Working During a Pandemic

I try to light a candle in the darkness whenever I can, even in my work. Perhaps especially in my work. The apostle Peter wrote that we’ve been called out of darkness into God’s wonderful light (1 Peter 2:9). So what’s my work, and what’s this light?

My day job is teaching high school students world history and the Bible. Today, I’ll meet 19 bright and eager juniors in AP World History Modern. It’s the most academic driven course I teach, with a national College Board curriculum. In that world history curriculum, I tell stories of saints, missionaries, and those who spoke for the downtrodden and oppressed. Today I’ll tell the story of Bartolome de Las Casas, a 16th-century Dominican friar who worked in the Caribbean, challenging the Spanish government to stop the brutal enslavement of indigenous peoples and slaves.

My work is also to collaborate and work with the faculty at my high school. These are my friends, my cohorts, and colleagues. They encourage me, give me insights, and help me to laugh at kids and life. Recently I was invited to share a Christmas devotional with the entire K-12 faculty and staff at EMS.

This fall, I worked to help bring a little light to a food pantry near Washington, D.C. Capital Christian Fellowship needed more food boxes, and so the National Honor Society students and sponsors, of which I am one, engineered a food drive to fill 80 boxes. It was fun to see them loaded on a pickup truck and driven to the church.

Another element of my ongoing work is to produce a quarterly journal, Shenandoah Mennonite Historian. The next issue features the Show Towel of a young Mennonite bride from Rockingham County, Va., who made a beautiful work of art for her groom to be. The date on the Show Towel is 1826.

My work, flowing out of the apostle Peter’s writing, is to declare the praises of God, who called me out of darkness into his marvelous light.

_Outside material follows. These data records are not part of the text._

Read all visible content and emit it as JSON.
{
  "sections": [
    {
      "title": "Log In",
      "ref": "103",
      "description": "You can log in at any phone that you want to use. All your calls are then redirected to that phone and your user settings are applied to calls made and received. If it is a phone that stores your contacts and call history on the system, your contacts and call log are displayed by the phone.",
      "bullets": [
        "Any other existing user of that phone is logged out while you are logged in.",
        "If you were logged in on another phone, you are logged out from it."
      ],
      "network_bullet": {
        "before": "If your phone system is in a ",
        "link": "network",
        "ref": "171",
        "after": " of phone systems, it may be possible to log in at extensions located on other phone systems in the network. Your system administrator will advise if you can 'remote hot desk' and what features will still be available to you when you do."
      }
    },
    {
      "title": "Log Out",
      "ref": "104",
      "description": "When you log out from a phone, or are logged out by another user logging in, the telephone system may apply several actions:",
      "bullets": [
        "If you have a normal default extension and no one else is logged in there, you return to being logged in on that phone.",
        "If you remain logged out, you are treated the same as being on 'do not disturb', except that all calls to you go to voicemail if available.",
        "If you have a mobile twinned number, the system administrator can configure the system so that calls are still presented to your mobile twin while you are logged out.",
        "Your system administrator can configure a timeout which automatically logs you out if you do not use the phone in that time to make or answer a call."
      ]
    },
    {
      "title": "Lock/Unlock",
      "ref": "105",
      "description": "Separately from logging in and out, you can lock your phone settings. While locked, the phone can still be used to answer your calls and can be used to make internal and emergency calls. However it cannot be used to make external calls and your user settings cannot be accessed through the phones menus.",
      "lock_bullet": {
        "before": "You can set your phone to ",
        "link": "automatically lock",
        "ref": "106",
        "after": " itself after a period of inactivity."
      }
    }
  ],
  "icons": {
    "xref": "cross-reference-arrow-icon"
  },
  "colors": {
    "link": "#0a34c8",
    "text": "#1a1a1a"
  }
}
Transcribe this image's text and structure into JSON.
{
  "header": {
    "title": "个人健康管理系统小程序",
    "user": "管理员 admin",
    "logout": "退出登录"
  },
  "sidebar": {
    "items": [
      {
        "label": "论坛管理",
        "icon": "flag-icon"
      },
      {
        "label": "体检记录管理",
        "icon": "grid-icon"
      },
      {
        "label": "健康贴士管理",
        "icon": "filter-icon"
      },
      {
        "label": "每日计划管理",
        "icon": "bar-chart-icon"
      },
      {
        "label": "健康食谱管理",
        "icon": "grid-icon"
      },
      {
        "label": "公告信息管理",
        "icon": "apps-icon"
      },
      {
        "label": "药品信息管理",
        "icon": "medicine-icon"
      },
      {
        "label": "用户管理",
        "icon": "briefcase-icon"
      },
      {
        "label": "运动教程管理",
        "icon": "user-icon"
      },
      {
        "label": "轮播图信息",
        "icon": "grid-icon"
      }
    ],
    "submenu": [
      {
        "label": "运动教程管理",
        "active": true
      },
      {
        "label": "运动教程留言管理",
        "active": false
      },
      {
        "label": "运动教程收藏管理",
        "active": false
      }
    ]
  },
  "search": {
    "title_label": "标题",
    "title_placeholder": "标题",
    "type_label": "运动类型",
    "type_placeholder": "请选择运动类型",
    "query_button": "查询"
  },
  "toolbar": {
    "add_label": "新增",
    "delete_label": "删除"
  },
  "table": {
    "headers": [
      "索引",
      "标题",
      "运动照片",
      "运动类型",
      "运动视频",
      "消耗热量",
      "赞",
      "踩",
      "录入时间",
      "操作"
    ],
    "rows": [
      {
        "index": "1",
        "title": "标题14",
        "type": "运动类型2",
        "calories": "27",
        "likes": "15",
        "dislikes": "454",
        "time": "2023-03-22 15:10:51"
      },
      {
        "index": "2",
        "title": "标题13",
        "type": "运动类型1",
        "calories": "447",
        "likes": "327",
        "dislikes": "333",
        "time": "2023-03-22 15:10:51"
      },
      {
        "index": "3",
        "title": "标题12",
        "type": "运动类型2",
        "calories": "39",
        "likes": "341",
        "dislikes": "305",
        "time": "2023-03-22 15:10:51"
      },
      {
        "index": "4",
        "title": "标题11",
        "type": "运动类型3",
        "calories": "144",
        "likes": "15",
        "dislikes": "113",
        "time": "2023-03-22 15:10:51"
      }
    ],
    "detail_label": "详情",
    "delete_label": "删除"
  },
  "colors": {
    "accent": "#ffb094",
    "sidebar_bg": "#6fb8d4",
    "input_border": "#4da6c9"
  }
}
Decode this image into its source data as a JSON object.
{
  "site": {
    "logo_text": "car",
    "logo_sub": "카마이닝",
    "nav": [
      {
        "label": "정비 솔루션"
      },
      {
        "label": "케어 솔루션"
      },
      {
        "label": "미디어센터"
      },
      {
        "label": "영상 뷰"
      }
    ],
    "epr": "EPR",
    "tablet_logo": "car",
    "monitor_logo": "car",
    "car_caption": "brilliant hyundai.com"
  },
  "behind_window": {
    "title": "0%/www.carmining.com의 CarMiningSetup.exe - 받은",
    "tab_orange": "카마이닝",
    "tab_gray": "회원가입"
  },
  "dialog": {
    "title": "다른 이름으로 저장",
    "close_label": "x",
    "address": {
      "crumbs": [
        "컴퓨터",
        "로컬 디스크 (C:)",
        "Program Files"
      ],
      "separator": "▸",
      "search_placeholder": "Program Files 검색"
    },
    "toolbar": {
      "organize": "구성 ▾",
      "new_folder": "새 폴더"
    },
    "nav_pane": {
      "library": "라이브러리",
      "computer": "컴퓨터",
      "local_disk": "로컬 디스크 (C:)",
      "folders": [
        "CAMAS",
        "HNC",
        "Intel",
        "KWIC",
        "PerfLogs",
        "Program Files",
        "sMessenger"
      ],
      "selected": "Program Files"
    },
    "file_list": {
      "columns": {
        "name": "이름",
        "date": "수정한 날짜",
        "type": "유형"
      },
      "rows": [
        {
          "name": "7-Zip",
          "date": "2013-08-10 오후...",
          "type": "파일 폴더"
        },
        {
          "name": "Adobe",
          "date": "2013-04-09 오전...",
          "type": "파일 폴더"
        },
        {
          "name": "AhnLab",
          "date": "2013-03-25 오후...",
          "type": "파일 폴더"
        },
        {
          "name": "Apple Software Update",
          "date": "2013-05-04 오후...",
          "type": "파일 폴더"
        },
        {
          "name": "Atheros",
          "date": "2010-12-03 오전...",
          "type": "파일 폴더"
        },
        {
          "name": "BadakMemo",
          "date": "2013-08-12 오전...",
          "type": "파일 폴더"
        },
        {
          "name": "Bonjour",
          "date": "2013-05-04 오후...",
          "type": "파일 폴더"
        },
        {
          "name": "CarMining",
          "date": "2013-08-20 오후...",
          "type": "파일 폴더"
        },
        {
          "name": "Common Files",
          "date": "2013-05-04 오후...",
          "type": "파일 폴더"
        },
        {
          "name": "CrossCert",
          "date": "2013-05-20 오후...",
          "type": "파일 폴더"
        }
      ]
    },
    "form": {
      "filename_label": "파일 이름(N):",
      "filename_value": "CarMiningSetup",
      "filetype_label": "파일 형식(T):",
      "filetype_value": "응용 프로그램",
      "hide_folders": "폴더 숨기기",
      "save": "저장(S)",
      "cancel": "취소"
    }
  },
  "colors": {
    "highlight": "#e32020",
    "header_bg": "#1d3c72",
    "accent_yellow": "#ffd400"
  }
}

My work includes writing a Trissels Mennonite Church bicentennial history book. I spoke recently at a Virginia State historical marker sign dedication at Trissels Road and Route 42, Rockingham County, Va. Seventh generation descendants of the earliest Mennonite settlers to the Linville Creek attended the event on a blustery Sunday afternoon in November 2020. The sign, describing Trissels’ bicentennial, marks the first in a series of celebratory events over the next two years.

A Sacrifice of Praise Album

Cast Down Your Cares, a song by John Michael Talbot, recorded on “A Sacrifice of Praise” album, 1986, by Joy & Elwood Yoder
Holy Spirit Thou Art Welcome, a song written by David Huntsinger and Dottie Rambo, recorded on “A Sacrifice of Praise” album, 1986, by Joy & Elwood Yoder
The Lord is Risen, a song by C. P. Mudd, recorded on “A Sacrifice of Praise” album, 1986, by Joy & Elwood Yoder
We Will Glorify, a song by Twila Paris, recorded on “A Sacrifice of Praise” album, 1986, by Joy & Elwood Yoder
Mary’s Boy Child, by Jester Hairston, recorded and sung by Elwood and Joy Yoder on “A Sacrifice of Praise” album, 1986